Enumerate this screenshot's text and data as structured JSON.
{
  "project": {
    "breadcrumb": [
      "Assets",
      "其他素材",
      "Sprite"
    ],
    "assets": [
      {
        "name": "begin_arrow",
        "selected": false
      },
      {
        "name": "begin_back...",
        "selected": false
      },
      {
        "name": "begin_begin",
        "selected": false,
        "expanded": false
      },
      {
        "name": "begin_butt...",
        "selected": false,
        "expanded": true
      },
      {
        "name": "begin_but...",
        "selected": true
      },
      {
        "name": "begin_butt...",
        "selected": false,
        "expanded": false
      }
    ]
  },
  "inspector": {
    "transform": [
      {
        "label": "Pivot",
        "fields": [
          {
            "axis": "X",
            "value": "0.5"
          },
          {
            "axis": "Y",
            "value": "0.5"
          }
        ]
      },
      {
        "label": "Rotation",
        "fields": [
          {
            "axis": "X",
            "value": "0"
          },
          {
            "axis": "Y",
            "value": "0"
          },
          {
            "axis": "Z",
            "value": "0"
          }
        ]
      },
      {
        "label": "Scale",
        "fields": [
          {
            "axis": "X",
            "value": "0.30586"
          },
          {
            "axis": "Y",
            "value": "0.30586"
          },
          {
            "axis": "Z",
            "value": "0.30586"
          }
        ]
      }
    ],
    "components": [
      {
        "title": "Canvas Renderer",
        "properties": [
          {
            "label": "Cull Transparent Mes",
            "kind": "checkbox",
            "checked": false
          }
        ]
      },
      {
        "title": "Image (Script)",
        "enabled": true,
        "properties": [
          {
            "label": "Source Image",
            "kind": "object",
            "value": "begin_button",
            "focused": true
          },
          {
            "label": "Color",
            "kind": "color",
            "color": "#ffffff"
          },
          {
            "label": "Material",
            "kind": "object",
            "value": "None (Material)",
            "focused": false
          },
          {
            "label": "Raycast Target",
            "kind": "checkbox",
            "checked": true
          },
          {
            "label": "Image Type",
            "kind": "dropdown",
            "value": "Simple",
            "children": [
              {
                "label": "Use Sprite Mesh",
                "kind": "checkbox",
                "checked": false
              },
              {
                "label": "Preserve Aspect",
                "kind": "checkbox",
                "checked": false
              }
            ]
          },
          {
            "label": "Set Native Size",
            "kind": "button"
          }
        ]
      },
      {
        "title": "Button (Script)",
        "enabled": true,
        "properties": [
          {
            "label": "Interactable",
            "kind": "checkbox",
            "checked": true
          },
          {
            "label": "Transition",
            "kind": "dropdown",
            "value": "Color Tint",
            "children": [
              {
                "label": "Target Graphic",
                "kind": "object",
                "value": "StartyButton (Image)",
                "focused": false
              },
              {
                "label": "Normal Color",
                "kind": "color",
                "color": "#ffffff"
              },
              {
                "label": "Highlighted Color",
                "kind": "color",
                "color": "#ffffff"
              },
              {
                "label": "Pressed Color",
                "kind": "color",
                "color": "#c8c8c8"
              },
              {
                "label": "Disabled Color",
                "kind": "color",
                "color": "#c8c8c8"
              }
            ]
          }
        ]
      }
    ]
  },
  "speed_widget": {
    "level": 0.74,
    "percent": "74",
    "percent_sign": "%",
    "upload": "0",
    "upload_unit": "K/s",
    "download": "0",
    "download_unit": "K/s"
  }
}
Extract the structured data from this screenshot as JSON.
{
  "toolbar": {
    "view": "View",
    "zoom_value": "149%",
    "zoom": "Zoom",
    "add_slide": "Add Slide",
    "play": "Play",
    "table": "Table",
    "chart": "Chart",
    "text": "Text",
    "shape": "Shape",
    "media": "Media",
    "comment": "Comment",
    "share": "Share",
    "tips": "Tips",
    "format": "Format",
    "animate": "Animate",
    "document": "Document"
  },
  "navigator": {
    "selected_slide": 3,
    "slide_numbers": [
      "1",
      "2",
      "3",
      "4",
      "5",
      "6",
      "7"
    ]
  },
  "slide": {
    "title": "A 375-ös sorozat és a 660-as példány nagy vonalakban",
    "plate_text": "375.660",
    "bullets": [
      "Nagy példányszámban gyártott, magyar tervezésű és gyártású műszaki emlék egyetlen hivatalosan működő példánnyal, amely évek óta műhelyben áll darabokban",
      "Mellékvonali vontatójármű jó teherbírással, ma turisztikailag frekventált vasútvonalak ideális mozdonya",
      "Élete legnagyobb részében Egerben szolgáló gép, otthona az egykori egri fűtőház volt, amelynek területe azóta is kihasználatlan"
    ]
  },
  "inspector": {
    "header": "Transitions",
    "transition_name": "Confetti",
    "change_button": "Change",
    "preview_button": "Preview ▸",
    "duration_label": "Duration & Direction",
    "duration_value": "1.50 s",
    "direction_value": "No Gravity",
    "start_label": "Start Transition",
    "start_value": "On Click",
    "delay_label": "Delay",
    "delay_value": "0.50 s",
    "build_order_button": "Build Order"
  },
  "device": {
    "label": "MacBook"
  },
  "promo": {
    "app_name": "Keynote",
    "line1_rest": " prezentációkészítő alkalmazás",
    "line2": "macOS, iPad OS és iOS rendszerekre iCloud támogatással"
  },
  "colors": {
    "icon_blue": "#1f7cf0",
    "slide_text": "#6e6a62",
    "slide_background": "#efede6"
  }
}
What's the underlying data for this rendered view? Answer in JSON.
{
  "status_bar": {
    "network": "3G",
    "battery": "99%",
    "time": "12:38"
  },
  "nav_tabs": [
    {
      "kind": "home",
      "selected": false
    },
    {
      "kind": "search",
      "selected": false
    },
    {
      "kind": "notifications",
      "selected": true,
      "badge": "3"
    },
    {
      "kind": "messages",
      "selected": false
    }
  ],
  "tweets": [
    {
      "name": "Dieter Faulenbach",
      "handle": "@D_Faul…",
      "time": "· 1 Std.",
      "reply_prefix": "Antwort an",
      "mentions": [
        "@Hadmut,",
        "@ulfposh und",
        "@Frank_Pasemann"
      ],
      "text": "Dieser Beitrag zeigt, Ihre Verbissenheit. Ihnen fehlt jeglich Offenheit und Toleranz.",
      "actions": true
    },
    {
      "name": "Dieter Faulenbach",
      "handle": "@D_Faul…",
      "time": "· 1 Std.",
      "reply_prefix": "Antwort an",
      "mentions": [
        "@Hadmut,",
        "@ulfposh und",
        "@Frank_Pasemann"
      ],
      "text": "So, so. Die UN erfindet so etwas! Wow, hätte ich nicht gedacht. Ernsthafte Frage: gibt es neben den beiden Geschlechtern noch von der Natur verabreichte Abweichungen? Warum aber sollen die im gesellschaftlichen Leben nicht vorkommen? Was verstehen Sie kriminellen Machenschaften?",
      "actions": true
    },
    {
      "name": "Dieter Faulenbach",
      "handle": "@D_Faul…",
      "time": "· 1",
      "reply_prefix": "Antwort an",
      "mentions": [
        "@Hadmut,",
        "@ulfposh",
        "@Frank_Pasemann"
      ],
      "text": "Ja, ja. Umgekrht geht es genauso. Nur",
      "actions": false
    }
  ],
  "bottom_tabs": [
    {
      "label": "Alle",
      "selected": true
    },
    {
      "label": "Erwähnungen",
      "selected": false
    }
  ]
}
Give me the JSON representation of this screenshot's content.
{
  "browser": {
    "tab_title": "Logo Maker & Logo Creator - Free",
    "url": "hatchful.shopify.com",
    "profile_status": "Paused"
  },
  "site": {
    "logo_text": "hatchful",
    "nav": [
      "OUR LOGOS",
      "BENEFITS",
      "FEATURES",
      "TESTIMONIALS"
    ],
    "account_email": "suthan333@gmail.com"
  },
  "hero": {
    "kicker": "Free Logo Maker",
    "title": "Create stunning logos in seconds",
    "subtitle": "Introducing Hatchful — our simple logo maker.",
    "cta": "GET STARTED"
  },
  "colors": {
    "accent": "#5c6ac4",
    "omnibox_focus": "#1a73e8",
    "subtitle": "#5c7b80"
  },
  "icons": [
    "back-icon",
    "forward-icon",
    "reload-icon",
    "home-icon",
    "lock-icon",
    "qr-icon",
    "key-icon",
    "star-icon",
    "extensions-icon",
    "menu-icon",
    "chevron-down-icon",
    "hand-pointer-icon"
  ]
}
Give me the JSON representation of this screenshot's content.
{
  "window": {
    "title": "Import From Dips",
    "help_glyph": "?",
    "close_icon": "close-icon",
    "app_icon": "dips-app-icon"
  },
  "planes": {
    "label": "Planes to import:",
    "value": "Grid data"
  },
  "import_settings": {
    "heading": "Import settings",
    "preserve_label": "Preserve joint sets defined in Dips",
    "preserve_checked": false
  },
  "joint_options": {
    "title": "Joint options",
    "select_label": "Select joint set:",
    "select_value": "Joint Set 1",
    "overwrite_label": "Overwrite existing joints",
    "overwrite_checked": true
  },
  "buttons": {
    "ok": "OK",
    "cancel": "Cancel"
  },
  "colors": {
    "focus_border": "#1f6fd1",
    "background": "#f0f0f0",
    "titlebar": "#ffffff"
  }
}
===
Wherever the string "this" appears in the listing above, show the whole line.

Enumerate this screenshot's text and data as structured JSON.
Extract the structured data from this screenshot as JSON.
What's the underlying data for this rendered view? Answer in JSON.
Give me the JSON representation of this screenshot's content.
Give me the JSON representation of this screenshot's content.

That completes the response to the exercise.